The station’s weather department received the Marine Corps’ newest and only mobile meteorological vehicle Nov. 6, 2010, as the test bed before it hits the rest of the Corps.
The Meteorological Mobile Facility Next Generation Replacement system consists of a humvee, trailer, two remote transmitters, one local transmitter, radar and the ability to tap into weather satellites throughout the globe.
The system is due to replace the old, static equipment allowing weather operations to better embrace the Corps’ constant quest toward more mobile warfare.
“Before, we were stuck in one place and needed a lot of logistical support to even move a few miles,” said Staff Sgt. John Gregson, station forecaster and one of the testers of the new equipment. “Now, if needed we can go to a forward position, set up and start broadcasting information in little over an hour.”
“It’s great technology,” said Sgt. Dustin Jones, station forecaster. “It allows us to connect to any remote transmitter in the world, so if there were any in Afghanistan right now we could connect to them from here and get meteorological information.”
In addition to its mobility, the system also provides more accurate forecast and more reliable data, said Jones.
The equipment takes six Marines to set up.
“You think about it and weather determines everything in combat,” said Gregson. “Troops don’t move without knowing if there’s going to be fog, aircraft don’t take off unless they know the conditions.

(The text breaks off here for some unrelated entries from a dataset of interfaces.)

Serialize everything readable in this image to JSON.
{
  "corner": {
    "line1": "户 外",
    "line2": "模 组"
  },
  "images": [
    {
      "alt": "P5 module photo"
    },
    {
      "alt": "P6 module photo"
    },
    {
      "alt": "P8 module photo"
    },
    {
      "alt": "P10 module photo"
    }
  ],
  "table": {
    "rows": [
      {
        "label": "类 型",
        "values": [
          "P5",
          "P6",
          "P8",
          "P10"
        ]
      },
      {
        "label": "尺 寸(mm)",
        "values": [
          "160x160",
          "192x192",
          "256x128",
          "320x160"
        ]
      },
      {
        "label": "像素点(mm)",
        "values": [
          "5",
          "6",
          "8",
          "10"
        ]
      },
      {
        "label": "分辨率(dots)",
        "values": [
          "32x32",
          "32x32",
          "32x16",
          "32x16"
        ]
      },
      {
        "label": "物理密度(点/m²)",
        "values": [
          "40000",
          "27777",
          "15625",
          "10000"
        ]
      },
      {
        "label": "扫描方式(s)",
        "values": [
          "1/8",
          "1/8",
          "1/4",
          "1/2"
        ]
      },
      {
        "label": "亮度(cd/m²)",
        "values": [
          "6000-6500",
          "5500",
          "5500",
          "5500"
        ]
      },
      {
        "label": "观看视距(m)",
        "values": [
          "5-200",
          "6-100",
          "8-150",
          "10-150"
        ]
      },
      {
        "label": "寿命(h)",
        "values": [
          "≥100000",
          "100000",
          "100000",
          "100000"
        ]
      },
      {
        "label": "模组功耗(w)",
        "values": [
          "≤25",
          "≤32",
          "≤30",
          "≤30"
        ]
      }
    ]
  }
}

What this piece of equipment is going to provide for commanders is a tool that they can base plans and future operations on.”
The new equipment is also proving to be user friendly, learning to use the system and software hasn’t taken station Marines long.
“Setting up the system and getting it going is really easy,” said Lance Cpl. Charles Eichler, station weather equipment maintainer. “None of us have ever used or seen the systems before, and we got it setup in three hours after we got it. It’s really effective, easy to use and a lot more comfortable than the old static module.”
The Marines are scheduled to keep the equipment for another six months, learn everything about it, write the standard operating procedures and display its capabilities for Headquarters Marine Corps approval.
“This equipment is the future for metrological studies and operations in the Corps,” said Eichler. “I’m just proud that I have the opportunity to shape the future and help my fellow Marines.”